Organisms must take in food,oxygen and water, and other essential substances, from the environment. Plants also need carbon dioxide for photosynthesis. Organisms also need to remove waste substances.

Small organisms exchange these essential and waste substances between themselves and the environment. They do this over their body surface. Simple chemical substances can diffuse in and out of their bodies.

Inside their bodies, in small organisms, substances don’t have to move far.

The size of their surface, or surface area, defines how quickly they can absorb substances. The size of their volume defines how much of these substances they need.

Modelling cells

If we represent the cell of an organism by a cube:

It’s straightforward to model cells using cubes.

This is what happens when the cube increases in size:

A table showing the different dimensions of a cube

As the volume increases, surface area does not increase at the same rate.

As multicellular organisms increase in size, they face two problems:

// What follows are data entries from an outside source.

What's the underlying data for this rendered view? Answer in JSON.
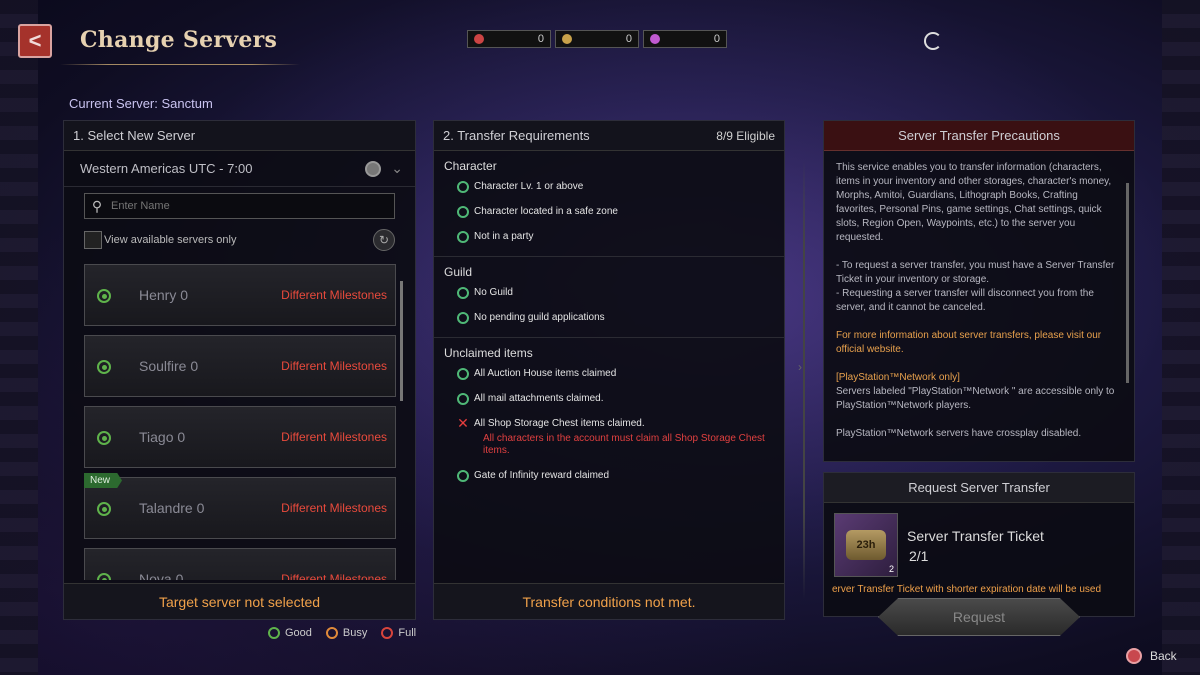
{
  "header": {
    "title": "Change Servers",
    "back_icon": "back-arrow-icon"
  },
  "currencies": [
    {
      "icon": "red-currency-icon",
      "value": "0",
      "color": "#c44"
    },
    {
      "icon": "gold-coin-icon",
      "value": "0",
      "color": "#c9a24a"
    },
    {
      "icon": "purple-gem-icon",
      "value": "0",
      "color": "#c05ad0"
    }
  ],
  "current_server": "Current Server: Sanctum",
  "select": {
    "title": "1. Select New Server",
    "region": "Western Americas UTC - 7:00",
    "search_placeholder": "Enter Name",
    "filter_label": "View available servers only",
    "servers": [
      {
        "name": "Henry",
        "count": "0",
        "status": "Different Milestones",
        "new": ""
      },
      {
        "name": "Soulfire",
        "count": "0",
        "status": "Different Milestones",
        "new": ""
      },
      {
        "name": "Tiago",
        "count": "0",
        "status": "Different Milestones",
        "new": ""
      },
      {
        "name": "Talandre",
        "count": "0",
        "status": "Different Milestones",
        "new": "New"
      },
      {
        "name": "Nova",
        "count": "0",
        "status": "Different Milestones",
        "new": ""
      }
    ],
    "footer": "Target server not selected"
  },
  "legend": {
    "good": "Good",
    "busy": "Busy",
    "full": "Full"
  },
  "requirements": {
    "title": "2. Transfer Requirements",
    "eligible": "8/9 Eligible",
    "character_title": "Character",
    "character": [
      "Character Lv. 1 or above",
      "Character located in a safe zone",
      "Not in a party"
    ],
    "guild_title": "Guild",
    "guild": [
      "No Guild",
      "No pending guild applications"
    ],
    "items_title": "Unclaimed items",
    "items": [
      "All Auction House items claimed",
      "All mail attachments claimed.",
      "All Shop Storage Chest items claimed.",
      "Gate of Infinity reward claimed"
    ],
    "warning": "All characters in the account must claim all Shop Storage Chest items.",
    "footer": "Transfer conditions not met."
  },
  "precautions": {
    "title": "Server Transfer Precautions",
    "p1": "This service enables you to transfer information (characters, items in your inventory and other storages, character's money, Morphs, Amitoi, Guardians, Lithograph Books, Crafting favorites, Personal Pins, game settings, Chat settings, quick slots, Region Open, Waypoints, etc.) to the server you requested.",
    "p2a": "- To request a server transfer, you must have a Server Transfer Ticket in your inventory or storage.",
    "p2b": "- Requesting a server transfer will disconnect you from the server, and it cannot be canceled.",
    "p3": "For more information about server transfers, please visit our official website.",
    "p4_title": "[PlayStation™Network only]",
    "p4": "Servers labeled \"PlayStation™Network \" are accessible only to PlayStation™Network players.",
    "p5": "PlayStation™Network servers have crossplay disabled."
  },
  "request": {
    "title": "Request Server Transfer",
    "ticket_name": "Server Transfer Ticket",
    "ticket_qty": "2/1",
    "ticket_time": "23h",
    "ticket_count": "2",
    "note": "erver Transfer Ticket with shorter expiration date will be used",
    "button": "Request"
  },
  "back_label": "Back"
}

ProblemSolution to the problem
Their surface area does not increase as fast as the volumeInsufficient surface area to meet their needsBody systems that add additional absorbing area to exchange surfaces
Their volume increasesDiffusion is not quick enough to move substances to where they’re needed in the organism’s bodyA transport system